See if you can work this one out:
You, South are in 3NT, with East having bid spades, West dutifully leading one. How do you plan the play?
Six top tricks are readily available. For more you must look to the clubs. That involves the risk of letting in East, the dangerous opponent, but this risk must be taken. The SA is held up till the third round and the CQ finessed with trepidation and then relief as it wins. What next?
There is an instinctive tendency to play the CA and then a small club. If West wins the third club trick with the CK, all is well. He has no more spades or the suit breaks 4-4 which is almost as good. But West may have started with CKx only. Then he will drop his king on the ace and control of the suit will pass to East's jack.
The declarer, who thinks ahead and works it out, will make her contract. The others will be "unlucky".
Having brought off the club finesse, the thoughtful declarer returns to her hand with a heart or a diamond and plays towards the CA. If West's king goes up, she ducks, playing a small card from dummy, not the ace. East, the dangerous opponent, is powerless. He cannot overtake partner's king and has no possible entry outside clubs. As long as clubs break 3-2 declarer is home.
Making the contract depends on two things. Firstly, holding up the SA, so as to make it safe to lose the lead to West, the now harmless opponent. And secondly, visualising the distribution of the five outstanding clubs. To succeed, West must have the king. That is luck. The rest is card play technique.

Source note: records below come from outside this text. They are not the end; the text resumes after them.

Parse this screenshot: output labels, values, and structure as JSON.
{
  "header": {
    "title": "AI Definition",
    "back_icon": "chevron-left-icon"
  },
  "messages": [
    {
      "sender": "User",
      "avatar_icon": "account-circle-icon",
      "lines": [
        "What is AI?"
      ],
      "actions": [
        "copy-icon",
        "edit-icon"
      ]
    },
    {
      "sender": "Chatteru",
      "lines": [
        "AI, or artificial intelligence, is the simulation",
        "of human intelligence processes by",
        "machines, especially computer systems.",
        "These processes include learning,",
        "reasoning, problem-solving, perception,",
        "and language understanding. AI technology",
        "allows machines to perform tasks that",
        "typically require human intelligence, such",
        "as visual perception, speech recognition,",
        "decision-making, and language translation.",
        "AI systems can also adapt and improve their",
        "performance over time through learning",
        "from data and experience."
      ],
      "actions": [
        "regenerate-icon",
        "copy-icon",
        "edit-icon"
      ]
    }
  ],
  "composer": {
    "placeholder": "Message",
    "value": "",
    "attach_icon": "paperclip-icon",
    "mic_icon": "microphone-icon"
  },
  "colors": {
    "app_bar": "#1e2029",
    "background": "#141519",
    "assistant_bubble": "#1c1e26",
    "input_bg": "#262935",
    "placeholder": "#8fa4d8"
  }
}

This hand and most of the text is taken from pages 85-6 of Card Play Technique (or the Art of Being Lucky) by Victor Mollo and Nico Gardener (revised edition, 2013). This is a much loved classic and would benefit any interested bridge player. There are copies in our club library.